GEORGE F. NICHOLSON, Appellant, v. E. J. AMAR et al., Respondents.


Jerrell Babb for Appellant.

Ray L. Chesebro, City Attorney, F. von Schrader, Assistant City Attorney, and John Beardsley, Deputy City Attorney, for Respondents.


Stephens, P. J.

This is an appeal upon a proceeding in mandamus tried in the superior court. Petitioner appeals after an adverse decision. [7 Cal. App. 2d 291]

[1] Petitioner was for several years an employed official in the harbor department of the city of Los Angeles.

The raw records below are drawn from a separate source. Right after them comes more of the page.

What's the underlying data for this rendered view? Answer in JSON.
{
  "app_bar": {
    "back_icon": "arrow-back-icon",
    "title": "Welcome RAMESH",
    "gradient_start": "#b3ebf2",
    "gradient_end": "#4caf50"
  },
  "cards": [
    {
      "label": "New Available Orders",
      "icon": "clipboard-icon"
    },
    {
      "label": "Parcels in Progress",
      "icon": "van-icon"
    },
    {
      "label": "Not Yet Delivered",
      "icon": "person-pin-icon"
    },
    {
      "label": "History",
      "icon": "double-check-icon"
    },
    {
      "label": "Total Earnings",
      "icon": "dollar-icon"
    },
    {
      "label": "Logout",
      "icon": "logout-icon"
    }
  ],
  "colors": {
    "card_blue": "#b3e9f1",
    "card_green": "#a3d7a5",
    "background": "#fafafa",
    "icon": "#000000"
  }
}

During his service he took no vacation for several years, notwithstanding he was entitled thereto under the following provision of the city charter: "Sec. 426. Every person who shall have been in the service of the city, continuously, for one year, shall be allowed a vacation of two weeks on full pay, annually." Upon his leaving the service, and after having been paid his salary in full, he claimed additional payment for the untaken vacation periods under a harbor board resolution which seems to provide that an employee may accumulate allowable vacations over an unlimited period of years and upon leaving the service get additional pay therefor. His service without vacations was voluntary and not under any city official or other request.

The official was employed under a fixed salary, and there is no charter or other legal provision for a double payment for any part of his services, and the resolution of the board was of no effect in such circumstances. Petitioner accepted his position under the provision that he should be allowed two weeks annual vacation with pay. [2] "Vacation", in this sense, means on the one hand a beneficent surcease from regular duty for two weeks each year, that a period of freedom, rest or diversion for the employee may be enjoyed, and upon the other a gain to the employer through a recuperated and better satisfied employee. Accumulation of vacation would entirely negative such purposes. Had the charter intended to award a faithful employee by providing a bonus for continued uninterrupted service it would have so provided. Such provision would effect exactly the opposite result to the charter's purpose, as we see it. The untaken vacations were waived, and no obligation fell upon the city.

The judgment is affirmed.

Crail, J., and Fricke, J., pro tem., concurred.